Okonkwo caught a career-high five passes, including a 12-yard touchdown pass from redshirt junior Tyrrell Pigrome. It gave Okonkwo 16 catches for 164 yards and two touchdowns this season. It is already the most catches by a Maryland tight end since Dave Stinebaugh caught 15 passes for 204 and three touchdowns in 2013.
Mabry, who early this season became the first Maryland tight end to catch touchdowns in back-to-back games, has 11 receptions for 142 yards and three touchdowns. He narrowly missed his fourth when it was ruled he stepped out of bounds after a 52-yard catch and run.

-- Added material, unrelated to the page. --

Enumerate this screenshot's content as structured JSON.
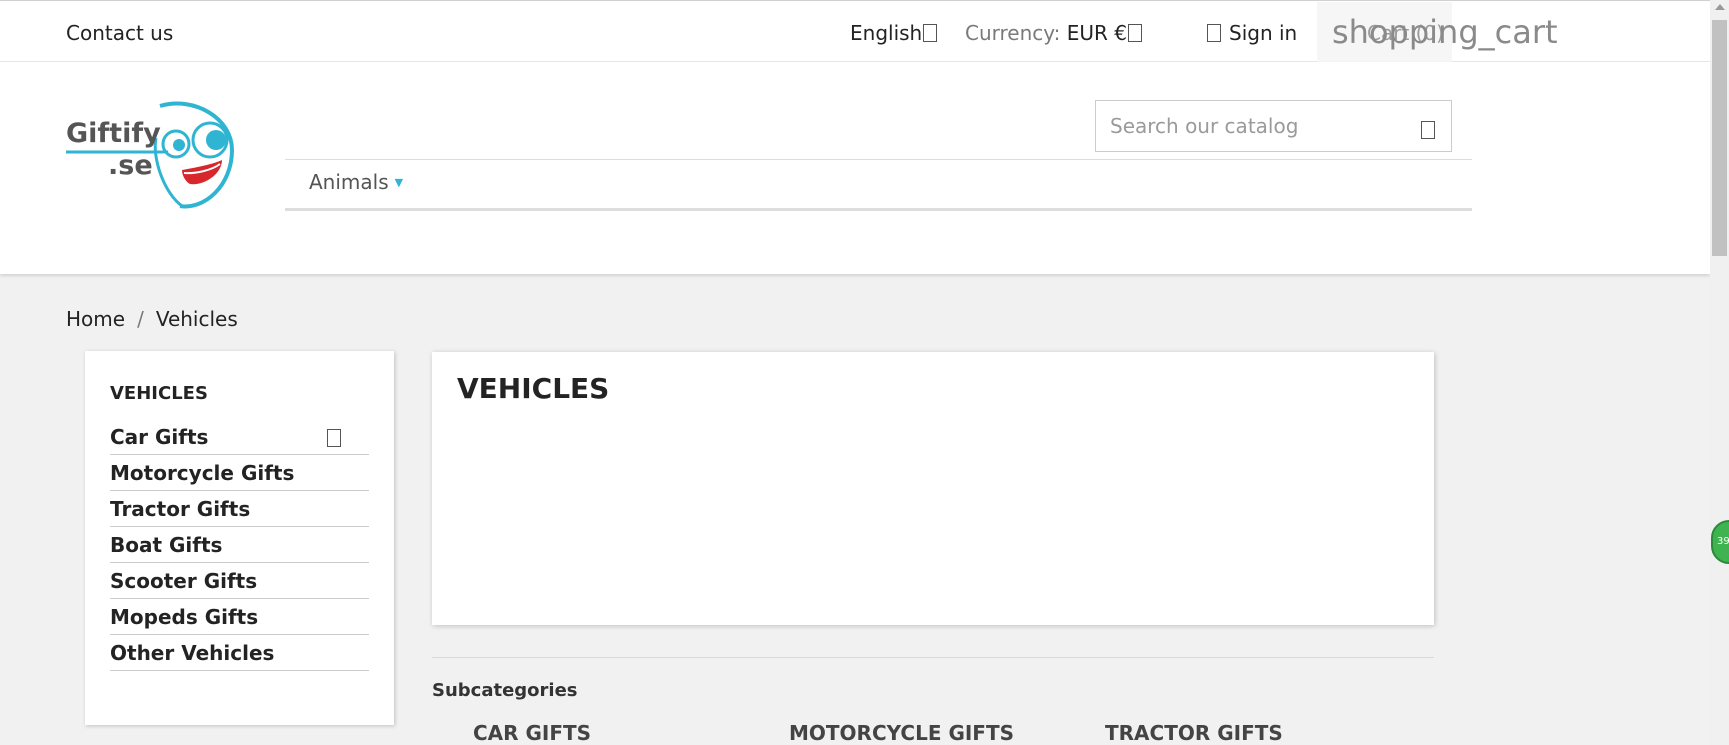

“Last year, I felt we were just running around a lot,” said Okonkwo, who caught six passes for 69 yards and a touchdown in 2018, the most by any Maryland tight end. “It’s like a decoy. This year, I feel our role’s increased. We’re always like a threat to catch the ball. I feel we impact the defense a lot. If they think we’re on the field to catch the ball, they have to worry about us and that can open up a lot of other stuff. If we go in there to block, we can help the run game too.”

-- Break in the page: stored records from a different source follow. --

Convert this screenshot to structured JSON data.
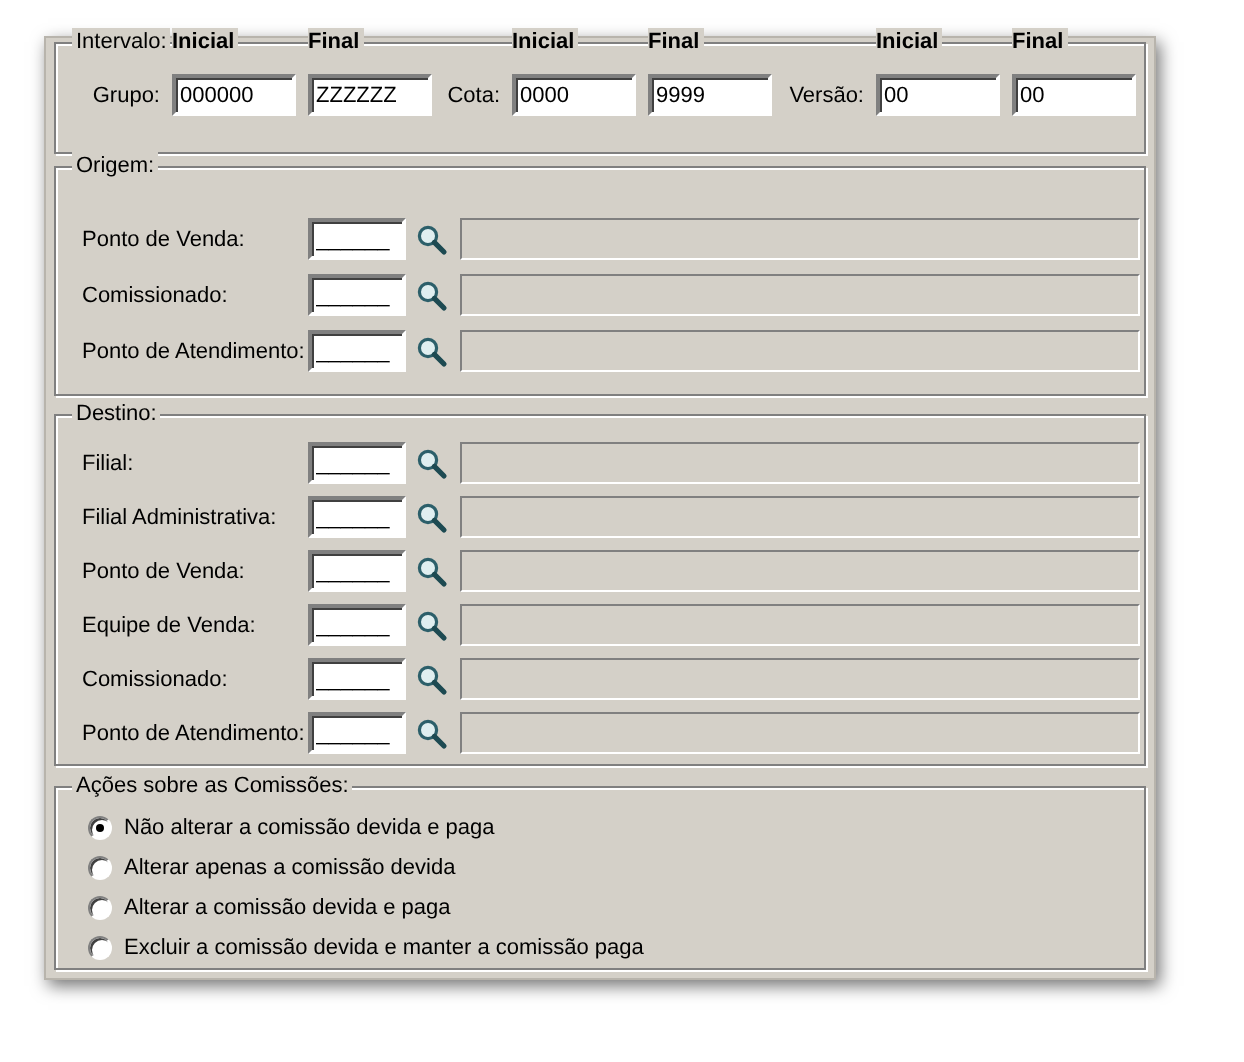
{
  "intervalo": {
    "title": "Intervalo:",
    "fields": [
      {
        "label": "Grupo:",
        "inicial_header": "Inicial",
        "final_header": "Final",
        "inicial": "000000",
        "final": "ZZZZZZ"
      },
      {
        "label": "Cota:",
        "inicial_header": "Inicial",
        "final_header": "Final",
        "inicial": "0000",
        "final": "9999"
      },
      {
        "label": "Versão:",
        "inicial_header": "Inicial",
        "final_header": "Final",
        "inicial": "00",
        "final": "00"
      }
    ]
  },
  "origem": {
    "title": "Origem:",
    "rows": [
      {
        "label": "Ponto de Venda:",
        "code": "______"
      },
      {
        "label": "Comissionado:",
        "code": "______"
      },
      {
        "label": "Ponto de Atendimento:",
        "code": "______"
      }
    ]
  },
  "destino": {
    "title": "Destino:",
    "rows": [
      {
        "label": "Filial:",
        "code": "______"
      },
      {
        "label": "Filial Administrativa:",
        "code": "______"
      },
      {
        "label": "Ponto de Venda:",
        "code": "______"
      },
      {
        "label": "Equipe de Venda:",
        "code": "______"
      },
      {
        "label": "Comissionado:",
        "code": "______"
      },
      {
        "label": "Ponto de Atendimento:",
        "code": "______"
      }
    ]
  },
  "acoes": {
    "title": "Ações sobre as Comissões:",
    "options": [
      {
        "label": "Não alterar a comissão devida e paga",
        "selected": true
      },
      {
        "label": "Alterar apenas a comissão devida",
        "selected": false
      },
      {
        "label": "Alterar a comissão devida e paga",
        "selected": false
      },
      {
        "label": "Excluir a comissão devida e manter a comissão paga",
        "selected": false
      }
    ]
  }
}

Chika Okonkwo said her father’s death is “still a process, it’s something that will always be prevalent in our minds. It’s brought us all closer. We know that we’re all that we have left. We really appreciate each other more. Before something like that happens, especially if it’s out of the blue, you kind of think it’s going to be the way it is for a long time. I think we really value one another.”
As for her younger brother, it’s what could push him closer to his lifelong dream of making the NFL.
“It’s one of his main drivers,” Chika Okonkwo said. “My father always told us to reach for the stars, that we could do whatever we want. But he also wanted us to be good people and to have an impact. I think that my brother wants to make my father proud in everything that he does. It’s something we all do, but I think I see it in him the most. As the only son, he really wants to leave a mark in my father’s honor. It’s very cool.”
Said Okonkwo: “[My father’s death] made me pay more attention to the things he taught me in life like discipline, hard work and doing the right thing. All of those things contributed to my success on the field.”